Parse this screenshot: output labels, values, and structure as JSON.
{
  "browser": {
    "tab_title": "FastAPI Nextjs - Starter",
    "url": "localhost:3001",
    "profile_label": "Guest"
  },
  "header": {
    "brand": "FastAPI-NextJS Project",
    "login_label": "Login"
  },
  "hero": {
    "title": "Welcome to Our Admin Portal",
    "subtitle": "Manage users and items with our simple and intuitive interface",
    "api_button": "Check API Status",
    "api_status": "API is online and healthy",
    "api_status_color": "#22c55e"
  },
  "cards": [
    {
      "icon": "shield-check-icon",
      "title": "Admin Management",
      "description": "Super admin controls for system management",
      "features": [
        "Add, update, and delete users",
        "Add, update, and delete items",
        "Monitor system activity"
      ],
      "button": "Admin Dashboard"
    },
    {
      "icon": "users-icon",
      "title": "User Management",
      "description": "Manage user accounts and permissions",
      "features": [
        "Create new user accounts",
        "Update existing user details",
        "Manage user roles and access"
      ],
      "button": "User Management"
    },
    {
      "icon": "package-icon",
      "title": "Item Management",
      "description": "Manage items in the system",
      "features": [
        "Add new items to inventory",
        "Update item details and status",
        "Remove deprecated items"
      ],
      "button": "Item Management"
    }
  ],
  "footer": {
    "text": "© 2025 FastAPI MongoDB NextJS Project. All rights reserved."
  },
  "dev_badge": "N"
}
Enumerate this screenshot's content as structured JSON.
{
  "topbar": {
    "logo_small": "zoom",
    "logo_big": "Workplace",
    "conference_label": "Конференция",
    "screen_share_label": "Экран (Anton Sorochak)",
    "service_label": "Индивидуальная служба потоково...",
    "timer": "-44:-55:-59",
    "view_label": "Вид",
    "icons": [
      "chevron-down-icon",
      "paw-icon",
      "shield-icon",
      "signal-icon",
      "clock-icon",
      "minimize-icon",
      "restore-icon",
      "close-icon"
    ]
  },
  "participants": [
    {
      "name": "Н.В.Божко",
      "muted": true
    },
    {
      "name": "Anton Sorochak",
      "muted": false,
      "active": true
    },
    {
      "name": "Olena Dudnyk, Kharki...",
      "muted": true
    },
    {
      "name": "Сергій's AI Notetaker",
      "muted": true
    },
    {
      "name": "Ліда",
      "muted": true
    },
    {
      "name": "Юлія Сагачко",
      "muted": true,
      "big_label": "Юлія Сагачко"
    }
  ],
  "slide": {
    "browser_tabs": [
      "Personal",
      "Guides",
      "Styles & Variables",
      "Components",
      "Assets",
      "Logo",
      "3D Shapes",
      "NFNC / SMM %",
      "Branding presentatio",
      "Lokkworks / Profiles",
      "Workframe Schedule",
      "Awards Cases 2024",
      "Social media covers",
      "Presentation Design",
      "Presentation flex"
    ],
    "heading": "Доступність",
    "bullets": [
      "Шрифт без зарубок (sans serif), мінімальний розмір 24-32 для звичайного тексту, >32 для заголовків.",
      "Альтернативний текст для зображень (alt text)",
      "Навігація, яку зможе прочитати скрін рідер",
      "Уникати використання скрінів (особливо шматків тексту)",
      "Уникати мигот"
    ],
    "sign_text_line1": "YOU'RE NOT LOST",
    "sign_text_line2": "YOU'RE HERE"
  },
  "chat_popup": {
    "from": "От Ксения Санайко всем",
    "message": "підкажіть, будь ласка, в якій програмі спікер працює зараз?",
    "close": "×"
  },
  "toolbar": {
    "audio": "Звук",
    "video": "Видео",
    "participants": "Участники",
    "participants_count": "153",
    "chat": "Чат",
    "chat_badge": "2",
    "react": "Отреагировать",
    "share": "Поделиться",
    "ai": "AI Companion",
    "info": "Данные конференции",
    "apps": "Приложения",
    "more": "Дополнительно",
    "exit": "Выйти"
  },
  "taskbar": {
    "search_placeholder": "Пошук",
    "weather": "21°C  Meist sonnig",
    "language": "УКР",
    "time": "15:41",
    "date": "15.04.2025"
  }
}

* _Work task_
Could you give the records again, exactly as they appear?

* _Solution to this problem_
Parse this screenshot: output labels, values, and structure as JSON.
{
  "browser": {
    "tab_title": "FastAPI Nextjs - Starter",
    "url": "localhost:3001",
    "profile_label": "Guest"
  },
  "header": {
    "brand": "FastAPI-NextJS Project",
    "login_label": "Login"
  },
  "hero": {
    "title": "Welcome to Our Admin Portal",
    "subtitle": "Manage users and items with our simple and intuitive interface",
    "api_button": "Check API Status",
    "api_status": "API is online and healthy",
    "api_status_color": "#22c55e"
  },
  "cards": [
    {
      "icon": "shield-check-icon",
      "title": "Admin Management",
      "description": "Super admin controls for system management",
      "features": [
        "Add, update, and delete users",
        "Add, update, and delete items",
        "Monitor system activity"
      ],
      "button": "Admin Dashboard"
    },
    {
      "icon": "users-icon",
      "title": "User Management",
      "description": "Manage user accounts and permissions",
      "features": [
        "Create new user accounts",
        "Update existing user details",
        "Manage user roles and access"
      ],
      "button": "User Management"
    },
    {
      "icon": "package-icon",
      "title": "Item Management",
      "description": "Manage items in the system",
      "features": [
        "Add new items to inventory",
        "Update item details and status",
        "Remove deprecated items"
      ],
      "button": "Item Management"
    }
  ],
  "footer": {
    "text": "© 2025 FastAPI MongoDB NextJS Project. All rights reserved."
  },
  "dev_badge": "N"
}
Enumerate this screenshot's content as structured JSON.
{
  "topbar": {
    "logo_small": "zoom",
    "logo_big": "Workplace",
    "conference_label": "Конференция",
    "screen_share_label": "Экран (Anton Sorochak)",
    "service_label": "Индивидуальная служба потоково...",
    "timer": "-44:-55:-59",
    "view_label": "Вид",
    "icons": [
      "chevron-down-icon",
      "paw-icon",
      "shield-icon",
      "signal-icon",
      "clock-icon",
      "minimize-icon",
      "restore-icon",
      "close-icon"
    ]
  },
  "participants": [
    {
      "name": "Н.В.Божко",
      "muted": true
    },
    {
      "name": "Anton Sorochak",
      "muted": false,
      "active": true
    },
    {
      "name": "Olena Dudnyk, Kharki...",
      "muted": true
    },
    {
      "name": "Сергій's AI Notetaker",
      "muted": true
    },
    {
      "name": "Ліда",
      "muted": true
    },
    {
      "name": "Юлія Сагачко",
      "muted": true,
      "big_label": "Юлія Сагачко"
    }
  ],
  "slide": {
    "browser_tabs": [
      "Personal",
      "Guides",
      "Styles & Variables",
      "Components",
      "Assets",
      "Logo",
      "3D Shapes",
      "NFNC / SMM %",
      "Branding presentatio",
      "Lokkworks / Profiles",
      "Workframe Schedule",
      "Awards Cases 2024",
      "Social media covers",
      "Presentation Design",
      "Presentation flex"
    ],
    "heading": "Доступність",
    "bullets": [
      "Шрифт без зарубок (sans serif), мінімальний розмір 24-32 для звичайного тексту, >32 для заголовків.",
      "Альтернативний текст для зображень (alt text)",
      "Навігація, яку зможе прочитати скрін рідер",
      "Уникати використання скрінів (особливо шматків тексту)",
      "Уникати мигот"
    ],
    "sign_text_line1": "YOU'RE NOT LOST",
    "sign_text_line2": "YOU'RE HERE"
  },
  "chat_popup": {
    "from": "От Ксения Санайко всем",
    "message": "підкажіть, будь ласка, в якій програмі спікер працює зараз?",
    "close": "×"
  },
  "toolbar": {
    "audio": "Звук",
    "video": "Видео",
    "participants": "Участники",
    "participants_count": "153",
    "chat": "Чат",
    "chat_badge": "2",
    "react": "Отреагировать",
    "share": "Поделиться",
    "ai": "AI Companion",
    "info": "Данные конференции",
    "apps": "Приложения",
    "more": "Дополнительно",
    "exit": "Выйти"
  },
  "taskbar": {
    "search_placeholder": "Пошук",
    "weather": "21°C  Meist sonnig",
    "language": "УКР",
    "time": "15:41",
    "date": "15.04.2025"
  }
}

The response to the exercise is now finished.